POLSCOPE with Eddy Odivwri, Email: firstname.lastname@example.org. Tel: 08053069356
The penultimate Friday, former Vice President Atiku Abubakar resigned from the All Progressives Congress (APC) and did not say which party he was going into even though the whole world knew he was returning to the Peoples Democratic Party (PDP) from whence he went to the APC.
His said resignation had dominated political conversations in the polity all through last week.
No doubt, Atiku wants to be president come 2019. His leaving the APC is because not only has he not been well treated as a senior citizen/member of the party, his chances of testing his popularity again within the APC is bleak.
With President Muhammadu Buhari making it faintly clear now that he would seek re-election in 2019, Atiku did not stand any ounce of a chance of flying the APC presidential flag.
So it is in shopping for a presidential platform that he had to return to his vomit, the PDP.

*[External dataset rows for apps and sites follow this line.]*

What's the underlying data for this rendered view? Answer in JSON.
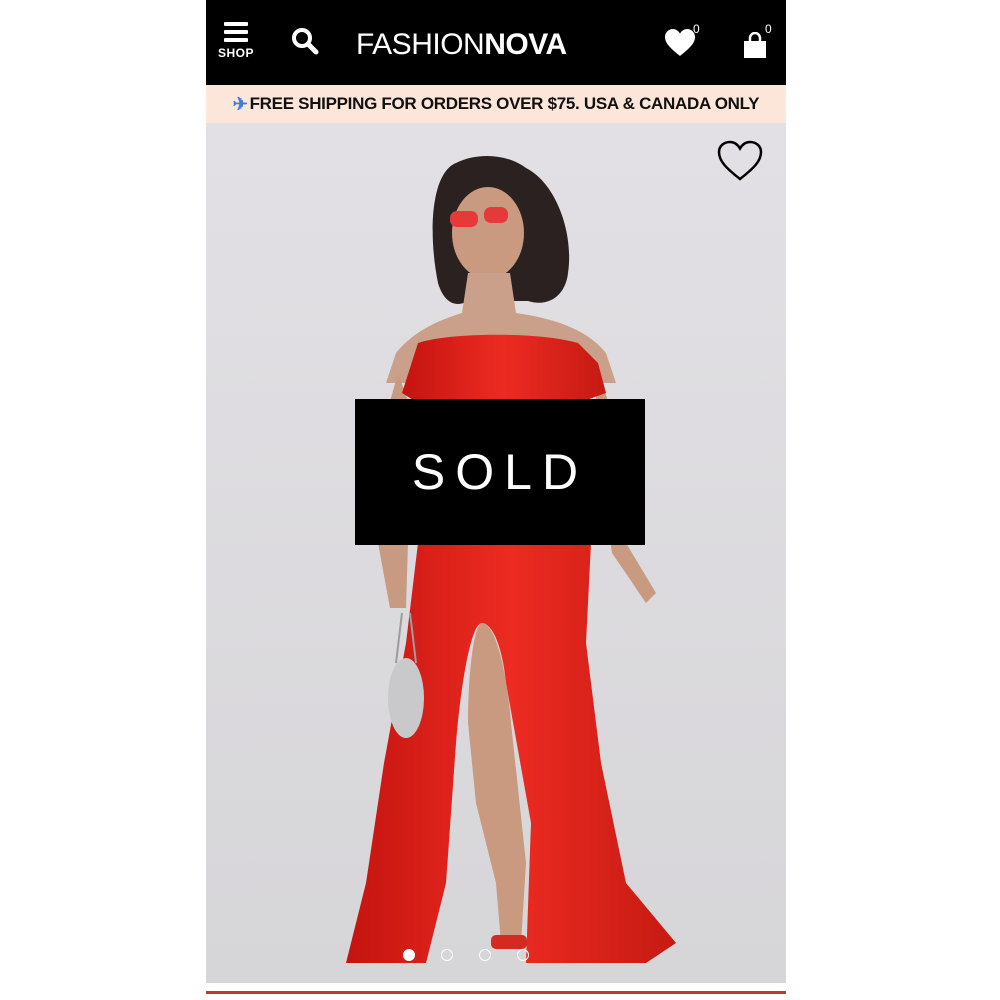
{
  "header": {
    "shop_label": "SHOP",
    "logo_thin": "FASHION",
    "logo_bold": "NOVA",
    "wishlist_count": "0",
    "cart_count": "0"
  },
  "banner": {
    "icon": "airplane-icon",
    "text": "FREE SHIPPING FOR ORDERS OVER $75. USA & CANADA ONLY"
  },
  "product": {
    "status_label": "SOLD",
    "image_dots": [
      {
        "active": true
      },
      {
        "active": false
      },
      {
        "active": false
      },
      {
        "active": false
      }
    ]
  },
  "colors": {
    "header_bg": "#000000",
    "banner_bg": "#fbe6d9",
    "dress_red": "#e3231e",
    "accent_line": "#c0392b"
  }
}
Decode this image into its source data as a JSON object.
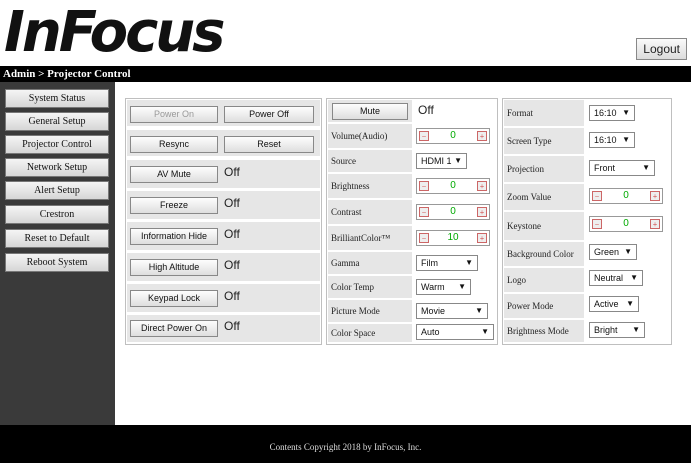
{
  "header": {
    "logo_text": "InFocus",
    "logout_label": "Logout",
    "breadcrumb": "Admin > Projector Control"
  },
  "sidebar": {
    "items": [
      {
        "label": "System Status"
      },
      {
        "label": "General Setup"
      },
      {
        "label": "Projector Control"
      },
      {
        "label": "Network Setup"
      },
      {
        "label": "Alert Setup"
      },
      {
        "label": "Crestron"
      },
      {
        "label": "Reset to Default"
      },
      {
        "label": "Reboot System"
      }
    ]
  },
  "power": {
    "on_label": "Power On",
    "off_label": "Power Off",
    "resync_label": "Resync",
    "reset_label": "Reset"
  },
  "toggles": [
    {
      "label": "AV Mute",
      "state": "Off"
    },
    {
      "label": "Freeze",
      "state": "Off"
    },
    {
      "label": "Information Hide",
      "state": "Off"
    },
    {
      "label": "High Altitude",
      "state": "Off"
    },
    {
      "label": "Keypad Lock",
      "state": "Off"
    },
    {
      "label": "Direct Power On",
      "state": "Off"
    }
  ],
  "middle": {
    "mute_label": "Mute",
    "mute_state": "Off",
    "volume_label": "Volume(Audio)",
    "volume": "0",
    "source_label": "Source",
    "source": "HDMI 1",
    "brightness_label": "Brightness",
    "brightness": "0",
    "contrast_label": "Contrast",
    "contrast": "0",
    "brilliant_label": "BrilliantColor™",
    "brilliant": "10",
    "gamma_label": "Gamma",
    "gamma": "Film",
    "colortemp_label": "Color Temp",
    "colortemp": "Warm",
    "picture_label": "Picture Mode",
    "picture": "Movie",
    "colorspace_label": "Color Space",
    "colorspace": "Auto"
  },
  "right": {
    "format_label": "Format",
    "format": "16:10",
    "screen_label": "Screen Type",
    "screen": "16:10",
    "projection_label": "Projection",
    "projection": "Front",
    "zoom_label": "Zoom Value",
    "zoom": "0",
    "keystone_label": "Keystone",
    "keystone": "0",
    "bg_label": "Background Color",
    "bg": "Green",
    "logo_label": "Logo",
    "logo": "Neutral",
    "powermode_label": "Power Mode",
    "powermode": "Active",
    "brightmode_label": "Brightness Mode",
    "brightmode": "Bright"
  },
  "icons": {
    "minus": "−",
    "plus": "+",
    "arrow": "▼"
  },
  "footer": {
    "text": "Contents Copyright 2018 by InFocus, Inc."
  }
}
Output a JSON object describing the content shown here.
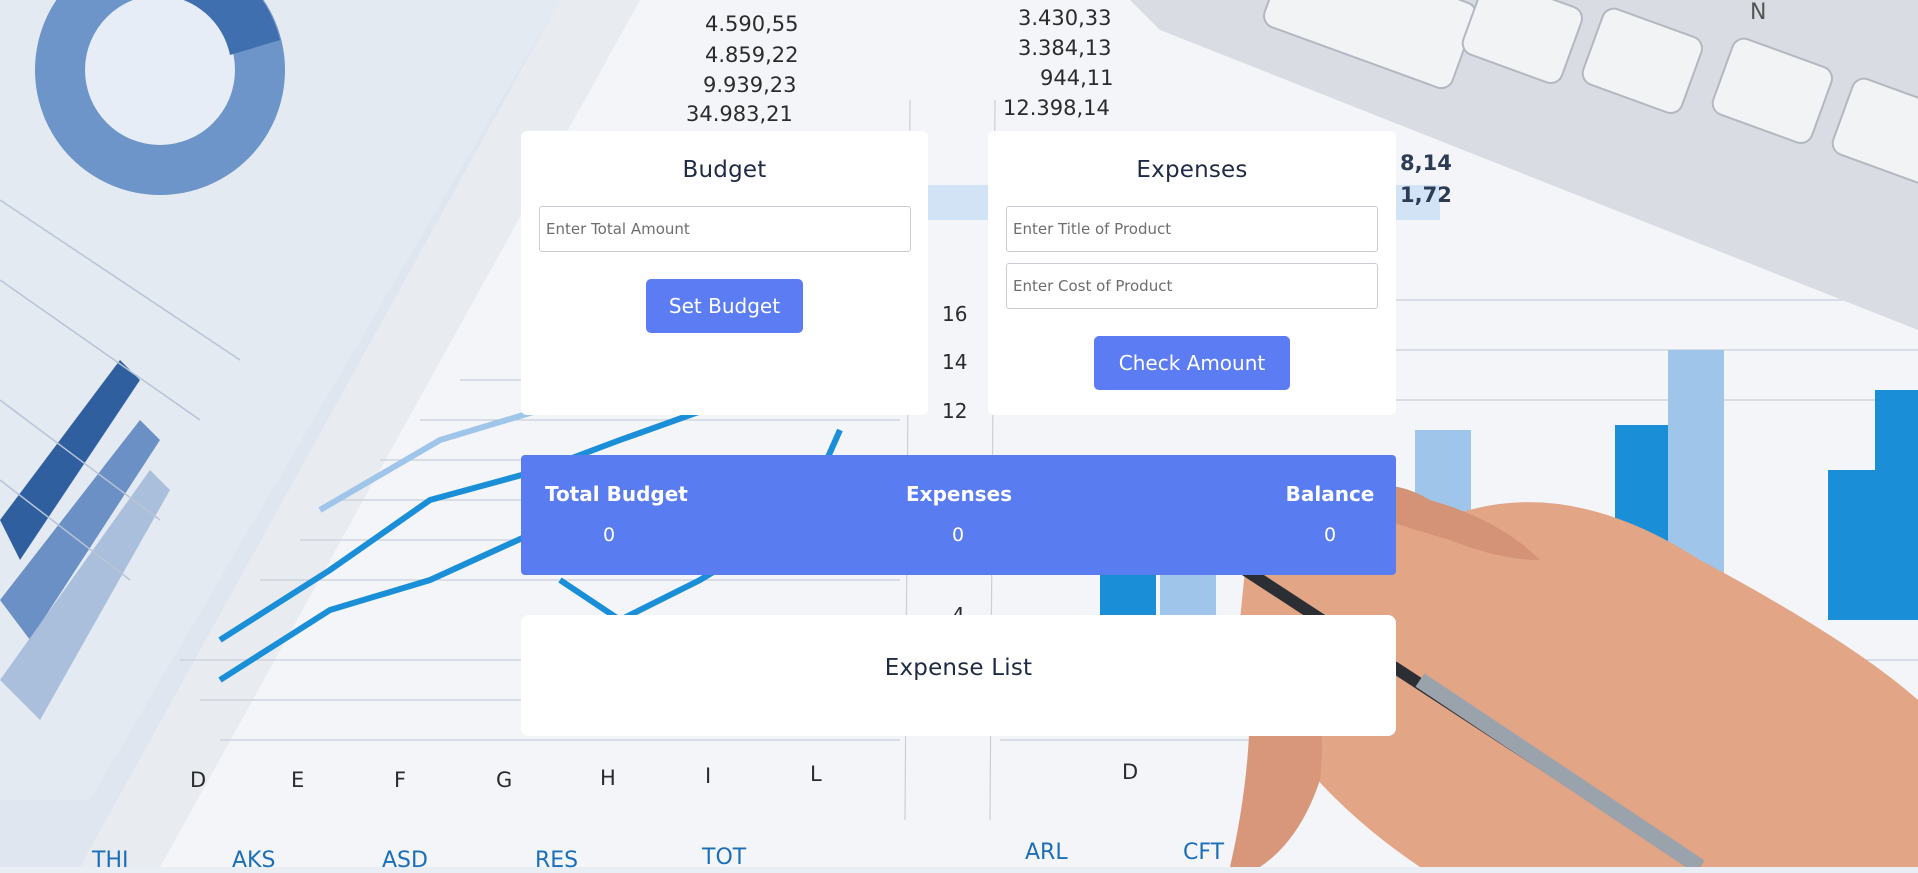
{
  "budget": {
    "title": "Budget",
    "amount_placeholder": "Enter Total Amount",
    "set_button": "Set Budget"
  },
  "expenses_form": {
    "title": "Expenses",
    "title_placeholder": "Enter Title of Product",
    "cost_placeholder": "Enter Cost of Product",
    "check_button": "Check Amount"
  },
  "summary": {
    "total_budget_label": "Total Budget",
    "total_budget_value": "0",
    "expenses_label": "Expenses",
    "expenses_value": "0",
    "balance_label": "Balance",
    "balance_value": "0"
  },
  "expense_list": {
    "title": "Expense List"
  },
  "background": {
    "numbers_left": [
      "4.590,55",
      "4.859,22",
      "9.939,23",
      "34.983,21"
    ],
    "numbers_right": [
      "3.430,33",
      "3.384,13",
      "944,11",
      "12.398,14"
    ],
    "side_numbers": [
      "8,14",
      "1,72"
    ],
    "axis_ticks": [
      "16",
      "14",
      "12",
      "4"
    ],
    "column_letters": [
      "D",
      "E",
      "F",
      "G",
      "H",
      "I",
      "L",
      "D"
    ],
    "bottom_labels": [
      "THI",
      "AKS",
      "ASD",
      "RES",
      "TOT",
      "ARL",
      "CFT"
    ],
    "keyboard_keys": [
      "N"
    ],
    "colors": {
      "brand": "#597cf1",
      "chart_blue": "#1a8fd8",
      "chart_light": "#9fc6ea"
    }
  }
}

Some uncharitable commentators have described his moves as sign of desperation.
Understandably, Atiku has been consulting with the PDP chieftains on his next moves. The fog will clear after the December 9 national convention of the PDP. Thus far, only the Ekiti State governor, Ayodele Fayose has clearly indicated interest in running for the presidential office under the PDP, even though he had been clearly told that the office is zoned to the northern part of the country. His going ahead may just be for record purposes of being referred to as one of the also–rans.
If Atiku emerges the PDP candidate eventually, he would have President Buhari to contend with. The odds may not be in his (Atiku’s) favour.
Already, his state governor, Alhaji Jibrilla Bindow has technically disowned him by declaring to Buhari that unlike Atiku, he would not dump the APC. It may be mere political feel-good talk, given the hold Atiku has on Adamawa politics. In other words, will Gov Bindow dare to work against Atiku during a presidential election? Or will he secretly give tactical support to the Turakin Adamawa, his political leader while pretending to do the bidding of his boss, Mr President? Nigerians are watching to see how it will all play out. Thus far, only the minister of Women Affairs, Mrs Aisha Alhassan, aka Mama Taraba, months ago, had openly declared support and loyalty to Atiku.
But for Atiku to make an impressive outing, he will need surely more than the lone voice of a female minister.
With rumours about some national lawmakers warming up to flock along with him, Atiku would still need to run at a double-paced speed to match or check the grip Mr President has on the political space, especially as even some PDP governors, like Gov David Umahi of Ebonyi State, have openly endorsed Buhari for second term.
Worse still, the endless infighting within the PDP is bound to rub off negatively on the chances and strength of the party. This perhaps may be Atiku’s greatest cross as he attempts, once again, to hop into the presidential train.
Younger and seemingly stronger, Atiku may have an edge, even as he seems to be saying all politically correct things in recent times: support for restructuring, focus on youth development, economic rejuvenation etc. But the deep intrigues of Nigerian politics feed on more complex dynamics other than the mere atmospherics of age and gallery talks.
The days ahead are pregnant, not only for Atiku but for Nigeria also.